So that's essentially using a different selector to say, hey, any link inside the sidebar, any link inside the footer, let's change that styling. And the only property I am really going to set here is color, and I am just going to set the color to white. Just going to give you more contrast on that brown background. So if I save that and refresh it, you can see now that I've got more contrast against the black background, but another problem has reared its ugly head. It's very difficult to tell in this text now what's a link and what's not. So while I have nice contrast, very unique styling over here in the body region, over here on the side bar it's not so nice.
Now I could certainly go ahead and reestablish the underline over here and not have it here, but I'm not a big fan of removing the underline in one region and placing it in another. So maybe a better solution in this case is just to go back to my default global link style, remove the text-decoration of none and allow the underline. Now when I save and test it, it's a little bit easier to tell when I have links in the sidebar and the footer now. And now I have the underline in the body copy as well, which really isn't hurting anything. It may be not just exactly the result I am looking for.

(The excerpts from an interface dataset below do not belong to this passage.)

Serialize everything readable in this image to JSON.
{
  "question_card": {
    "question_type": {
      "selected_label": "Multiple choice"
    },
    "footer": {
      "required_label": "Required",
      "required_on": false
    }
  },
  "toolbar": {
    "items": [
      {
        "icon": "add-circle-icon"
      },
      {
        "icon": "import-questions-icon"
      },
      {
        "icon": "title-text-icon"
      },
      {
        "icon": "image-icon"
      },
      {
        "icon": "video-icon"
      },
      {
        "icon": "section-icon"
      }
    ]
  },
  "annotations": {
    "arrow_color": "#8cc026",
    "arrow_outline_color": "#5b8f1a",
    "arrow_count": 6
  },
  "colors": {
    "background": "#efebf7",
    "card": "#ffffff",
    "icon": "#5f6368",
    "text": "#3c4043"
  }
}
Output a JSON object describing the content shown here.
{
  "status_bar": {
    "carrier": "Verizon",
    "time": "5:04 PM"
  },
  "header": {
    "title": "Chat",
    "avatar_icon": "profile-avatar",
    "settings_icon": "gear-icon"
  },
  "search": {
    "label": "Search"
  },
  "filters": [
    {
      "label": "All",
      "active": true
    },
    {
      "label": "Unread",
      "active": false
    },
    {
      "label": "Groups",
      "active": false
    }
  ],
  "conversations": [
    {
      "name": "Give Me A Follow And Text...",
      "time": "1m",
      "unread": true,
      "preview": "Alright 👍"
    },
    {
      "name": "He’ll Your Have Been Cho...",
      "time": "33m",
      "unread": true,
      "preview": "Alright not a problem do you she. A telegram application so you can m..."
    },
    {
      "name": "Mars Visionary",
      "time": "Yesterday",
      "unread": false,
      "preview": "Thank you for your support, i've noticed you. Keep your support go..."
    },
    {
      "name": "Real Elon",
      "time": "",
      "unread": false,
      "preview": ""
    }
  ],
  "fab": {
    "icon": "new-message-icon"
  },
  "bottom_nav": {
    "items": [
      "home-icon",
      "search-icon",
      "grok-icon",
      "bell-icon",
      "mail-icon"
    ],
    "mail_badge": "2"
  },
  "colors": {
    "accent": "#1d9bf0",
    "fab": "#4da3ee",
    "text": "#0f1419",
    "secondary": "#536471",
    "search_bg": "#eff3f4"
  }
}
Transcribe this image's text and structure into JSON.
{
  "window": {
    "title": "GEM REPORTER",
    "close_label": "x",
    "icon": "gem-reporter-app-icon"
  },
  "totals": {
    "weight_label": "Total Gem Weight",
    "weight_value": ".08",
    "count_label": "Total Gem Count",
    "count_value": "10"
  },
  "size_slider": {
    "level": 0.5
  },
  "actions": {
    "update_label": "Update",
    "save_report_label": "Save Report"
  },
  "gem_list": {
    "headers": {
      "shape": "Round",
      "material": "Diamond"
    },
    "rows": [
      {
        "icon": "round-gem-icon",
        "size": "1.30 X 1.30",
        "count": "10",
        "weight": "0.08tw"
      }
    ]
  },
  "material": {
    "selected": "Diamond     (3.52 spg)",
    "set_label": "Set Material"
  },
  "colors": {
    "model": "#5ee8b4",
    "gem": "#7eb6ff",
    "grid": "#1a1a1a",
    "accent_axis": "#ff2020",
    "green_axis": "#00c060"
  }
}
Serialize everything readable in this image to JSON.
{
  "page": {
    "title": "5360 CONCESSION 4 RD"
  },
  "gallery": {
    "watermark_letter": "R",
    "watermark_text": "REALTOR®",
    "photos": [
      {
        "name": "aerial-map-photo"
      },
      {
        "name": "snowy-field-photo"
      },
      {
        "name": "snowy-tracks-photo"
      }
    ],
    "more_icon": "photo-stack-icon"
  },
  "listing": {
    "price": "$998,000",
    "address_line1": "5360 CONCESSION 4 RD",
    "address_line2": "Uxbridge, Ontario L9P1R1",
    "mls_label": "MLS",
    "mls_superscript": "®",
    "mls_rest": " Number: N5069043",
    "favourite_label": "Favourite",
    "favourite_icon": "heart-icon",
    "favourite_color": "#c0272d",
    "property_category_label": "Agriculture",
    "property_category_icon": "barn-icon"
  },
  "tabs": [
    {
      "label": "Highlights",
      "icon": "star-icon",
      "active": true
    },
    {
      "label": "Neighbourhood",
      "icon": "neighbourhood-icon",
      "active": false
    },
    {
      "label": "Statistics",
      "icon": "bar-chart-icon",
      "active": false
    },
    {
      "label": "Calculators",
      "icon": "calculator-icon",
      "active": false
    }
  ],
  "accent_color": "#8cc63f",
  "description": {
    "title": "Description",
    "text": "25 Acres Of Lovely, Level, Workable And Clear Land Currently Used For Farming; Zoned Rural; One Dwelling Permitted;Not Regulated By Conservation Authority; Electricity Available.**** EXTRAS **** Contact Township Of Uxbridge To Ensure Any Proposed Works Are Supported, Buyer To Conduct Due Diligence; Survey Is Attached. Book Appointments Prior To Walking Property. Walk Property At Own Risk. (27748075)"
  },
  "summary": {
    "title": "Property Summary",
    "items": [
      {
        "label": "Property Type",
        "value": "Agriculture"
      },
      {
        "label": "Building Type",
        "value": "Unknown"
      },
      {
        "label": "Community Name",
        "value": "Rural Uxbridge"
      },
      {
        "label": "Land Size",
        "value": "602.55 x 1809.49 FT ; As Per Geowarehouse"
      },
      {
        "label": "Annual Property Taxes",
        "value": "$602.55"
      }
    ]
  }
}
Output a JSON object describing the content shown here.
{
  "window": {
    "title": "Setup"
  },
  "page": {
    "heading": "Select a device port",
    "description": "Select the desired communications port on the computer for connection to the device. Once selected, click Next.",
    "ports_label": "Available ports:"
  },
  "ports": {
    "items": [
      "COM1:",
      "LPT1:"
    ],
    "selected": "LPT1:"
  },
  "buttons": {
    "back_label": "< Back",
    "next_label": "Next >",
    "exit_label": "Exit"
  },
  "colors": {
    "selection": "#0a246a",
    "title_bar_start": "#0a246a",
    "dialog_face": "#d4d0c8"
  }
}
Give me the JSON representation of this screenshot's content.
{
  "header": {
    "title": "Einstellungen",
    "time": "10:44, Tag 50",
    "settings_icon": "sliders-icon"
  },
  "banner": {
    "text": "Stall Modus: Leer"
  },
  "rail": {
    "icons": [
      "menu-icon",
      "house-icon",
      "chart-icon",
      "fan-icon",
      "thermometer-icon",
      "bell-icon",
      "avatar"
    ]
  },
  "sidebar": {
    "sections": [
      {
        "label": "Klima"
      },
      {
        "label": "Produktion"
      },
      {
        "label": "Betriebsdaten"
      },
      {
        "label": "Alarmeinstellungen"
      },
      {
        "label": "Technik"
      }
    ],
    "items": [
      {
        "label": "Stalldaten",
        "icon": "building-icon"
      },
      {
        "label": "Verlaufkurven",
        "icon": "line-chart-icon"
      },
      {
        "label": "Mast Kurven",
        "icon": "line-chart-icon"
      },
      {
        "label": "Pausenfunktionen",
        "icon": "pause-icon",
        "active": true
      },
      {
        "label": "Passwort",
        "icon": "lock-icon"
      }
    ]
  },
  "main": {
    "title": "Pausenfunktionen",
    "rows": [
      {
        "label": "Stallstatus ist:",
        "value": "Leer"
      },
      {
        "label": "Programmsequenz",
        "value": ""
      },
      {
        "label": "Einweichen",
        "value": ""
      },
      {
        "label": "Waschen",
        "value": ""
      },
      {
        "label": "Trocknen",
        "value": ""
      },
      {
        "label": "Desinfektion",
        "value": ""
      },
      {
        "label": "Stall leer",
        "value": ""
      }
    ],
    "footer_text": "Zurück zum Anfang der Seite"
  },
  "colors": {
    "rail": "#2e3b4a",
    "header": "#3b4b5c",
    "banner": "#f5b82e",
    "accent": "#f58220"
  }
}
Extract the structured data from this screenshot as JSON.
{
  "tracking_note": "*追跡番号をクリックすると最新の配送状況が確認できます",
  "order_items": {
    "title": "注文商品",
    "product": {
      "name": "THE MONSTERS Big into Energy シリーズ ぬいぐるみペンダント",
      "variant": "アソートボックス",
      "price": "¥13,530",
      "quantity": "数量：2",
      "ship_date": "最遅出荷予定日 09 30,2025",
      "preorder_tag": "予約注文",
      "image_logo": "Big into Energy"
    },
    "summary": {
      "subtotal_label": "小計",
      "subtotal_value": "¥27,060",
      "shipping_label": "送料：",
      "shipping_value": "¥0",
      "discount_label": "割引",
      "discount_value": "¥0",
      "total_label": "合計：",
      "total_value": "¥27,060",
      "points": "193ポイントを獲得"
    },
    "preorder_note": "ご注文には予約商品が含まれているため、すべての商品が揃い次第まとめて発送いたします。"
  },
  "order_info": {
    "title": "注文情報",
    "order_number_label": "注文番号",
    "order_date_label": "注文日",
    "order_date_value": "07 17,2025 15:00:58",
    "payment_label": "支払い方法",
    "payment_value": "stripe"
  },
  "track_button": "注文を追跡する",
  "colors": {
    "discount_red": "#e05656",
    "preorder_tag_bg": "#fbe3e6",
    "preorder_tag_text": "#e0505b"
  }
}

So in a lot of cases, you're making trade-offs, and you have to decide whether or not you want your link styling to be really consistent across the site or very different between regions on the page. The only person that can really make that determination is you. As you can see, even though we're not really kerning anything that's terribly complex, our link styles are pretty simple, you start having to make some complex decisions about how you can reformat links in your page really early on in the process. So that's definitely something that you want to sit down and plan through as you are mocking up your site before you start writing the styles for it.
You want to write these global styles to be as efficient as possible. Now, I am not really recommending global style links that are going to be consistent for every single site. The only thing that I really recommend that you do for every single site are these guys right here, where you're setting a consistent focus, style, and you are removing the outline for hover and active which allows you to go back in and re-style that the way you want that suits your site. But rather, what I'm saying is, is within your site you are going to want to set global link styles that really fit the style and the design of the site that you're working on, that's going to create basic project-specific global link styling, and it's going to allow you to broadly style your links in your site that you can then override when you need to.
Not only is this a really efficient way to work, it's going to help you understand what type of styling is required to create a consistent user experience throughout your site.
- Organizing menus with lists
- Creating block-level links
- Styling links, link states, and image links
- Defining link dimensions
- Controlling link spacing in a menu
- Creating rollovers
- Clearing floats
- Indicating current pages
- Controlling cursor states
- Building dropdown menus
- Creating CSS-only buttons